Data is the cornerstone of great geospatial products such as maps or routing, and it is the key ingredient of creating the most-complete and most-up-to-date map service. The fundamental challenge is how to efficiently maintain such data on a world-wide scale. The most reliable approach is to employ map editors to keep the data fresh, but it is very hard to keep up with its amount and change frequency. In order to overcome this obstacle, we use computer vision and machine learning to automatically extract specific map features using imagery from satellites, planes, cars, and other sources. I would like to share the progress and accomplishments our team has achieved in detecting buildings from aerial imagery.
Achievements in building extraction
So far, we have extracted around 170 million buildings in the United States, Canada, Australia, Tanzania and Uganda. These regions are selected to align with core Bing priorities, such as improving geocoding and map rendering services on Bing Maps. Our work in Africa is the result of partnering with Microsoft Philanthropies and Humanitarian OpenStreetMap team to provide the essential building data for efficient disaster response. We are also a big supporter and contributor of Open Data and Daylight Map Distribution. All detected building footprints are shared on our public GitHub pages linked below, under Open Data Commons Open Database License (ODbL). I kindly suggest to check out the interesting NYTimes article, “A map of every building in America”, that used our data to analyze US settlements with beautiful visuals.
Goals and challenges
Our goal is to extract buildings worldwide at a regular cadence, and there are several challenges associated with this goal. The most complex challenge is creating deep neural network (DNN) models that can adapt to an extreme variety of earth landscape imagery. Some notable dimensions of this variety are:
- Usage of different cameras with different properties – e.g., resolution, color balance etc.
- Variety of natural landscapes. Terrains in US and Uganda are very different.
- Variety of building architectures and urban planning worldwide
When creating our training sets, we try our best to transfer this variety to our training sets by creating representative large samples. This is particularly important because DNNs do not generalize well in diverse environments. At the moment, we are working with more than 10 million buildings labels including true negative regions such as glaciers, deserts, forests, water bodies etc. Still, it was not possible to train a single model that would work great for the whole world. Training specific models for each region and imagery source resulted in a much higher extraction quality. But the problem with this approach is that it is very hard to scale such development process, knowing the aerial imagery is updated regularly with potentially different imagery properties.
Our training solution
The following solution worked great for us when dealing with the aforementioned challenges.
First, we train a robust model with heavy data augmentations, using all training data available to create a model that can work accurately under a wide range of circumstances. We can say this model is jack of all trades and master of none, meaning there is an opportunity for additional gains in specific regions.

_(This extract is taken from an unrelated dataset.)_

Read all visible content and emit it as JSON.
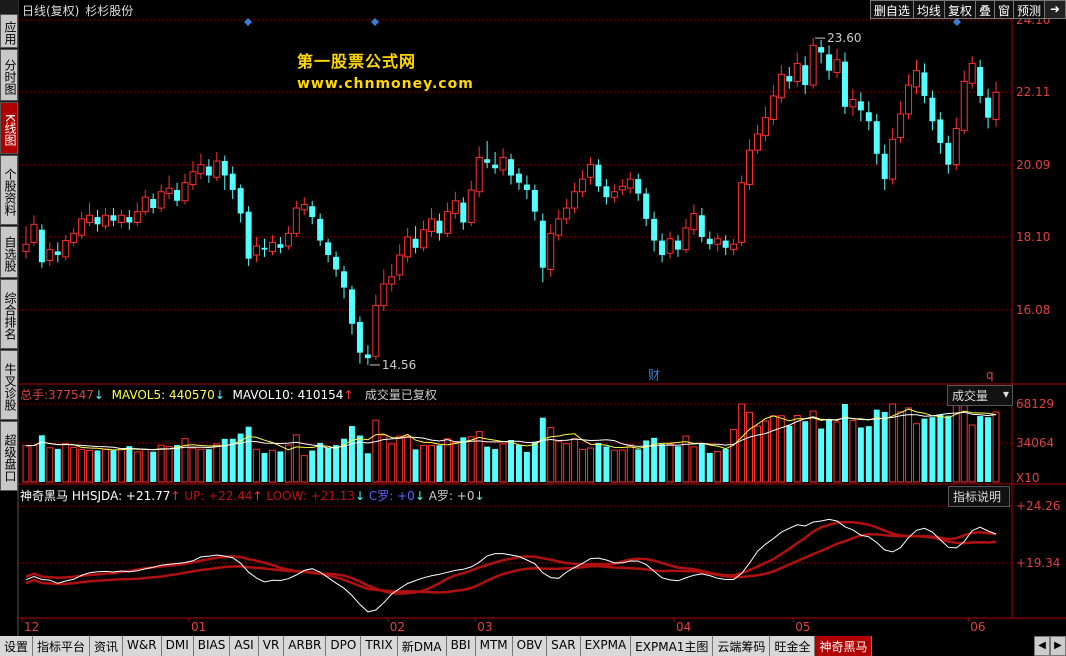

As the next step, we use transfer learning to fine-tune the model for specific target regions, or imagery sources, referred to as target domains. The standard way to do this is to use supervised training with target domain labels. Unfortunately, there is a limit to how far the supervised learning can go in terms of scale. Practically speaking, it is impossible to label everything in the world, especially when costly pixel precise image annotations are required. Therefore, we heavily leverage recent research discoveries in fields of unsupervised and semi-supervised learning. These techniques can help train models without additional labels, requiring only samples of available target domain imagery. Techniques like style transfer and output entropy minimization resulted in exceptional performance in our Australia extraction output. Our experiments showed that these techniques complement supervised training in cases where there is enough additional data. We believe that we reached a state where it is possible to automate the fine-tuning process and produce models for world-wide extraction in a scalable manner.
Finally, the whole field is a very hot research topic, and it is evolving rapidly, therefore it is of paramount importance to stay up-to-date and be adaptable for future discoveries.
Once the models are trained and evaluated, another challenge is applying the models on terabytes of imagery in the most efficient way. Fortunately, Microsoft provides multiple cloud services with GPU enabled VMs suitable for this task, specifically Azure Machine Learning and Azure Batch that we utilize.
Computer vision field and ever-increasing amount of available imagery will eventually become one of the key information sources for map creation in the future. The results so far are great and will be even better as technology advances. But we are still far from perfect results, which is important in some critical navigation scenarios. The focus of mappers around the world is slowly switching from map feature creation to verification and curation of data produced by machines following instructions of solutions similar to what we have described here.
For more information about open positions at Maps team click here.
GitHub pages linking building footprints data:
microsoft/Uganda-Tanzania-Building-Footprints: Open dataset of machine extracted buildings in Uganda and Tanzania (github.com)
microsoft/CanadianBuildingFootprints: Computer generated building footprints for Canada (github.com)
microsoft/USBuildingFootprints: Computer generated building footprints for the United States (github.com)
New York Times article analyzing settlements in USA using our data:
A Map of Every Building in America – The New York Times (nytimes.com)
Our collaboration with Humanitarian OpenStreetMap Team article:
Bing Maps team contributes Uganda and Tanzania building data sets to OpenStreetMap | VentureBeat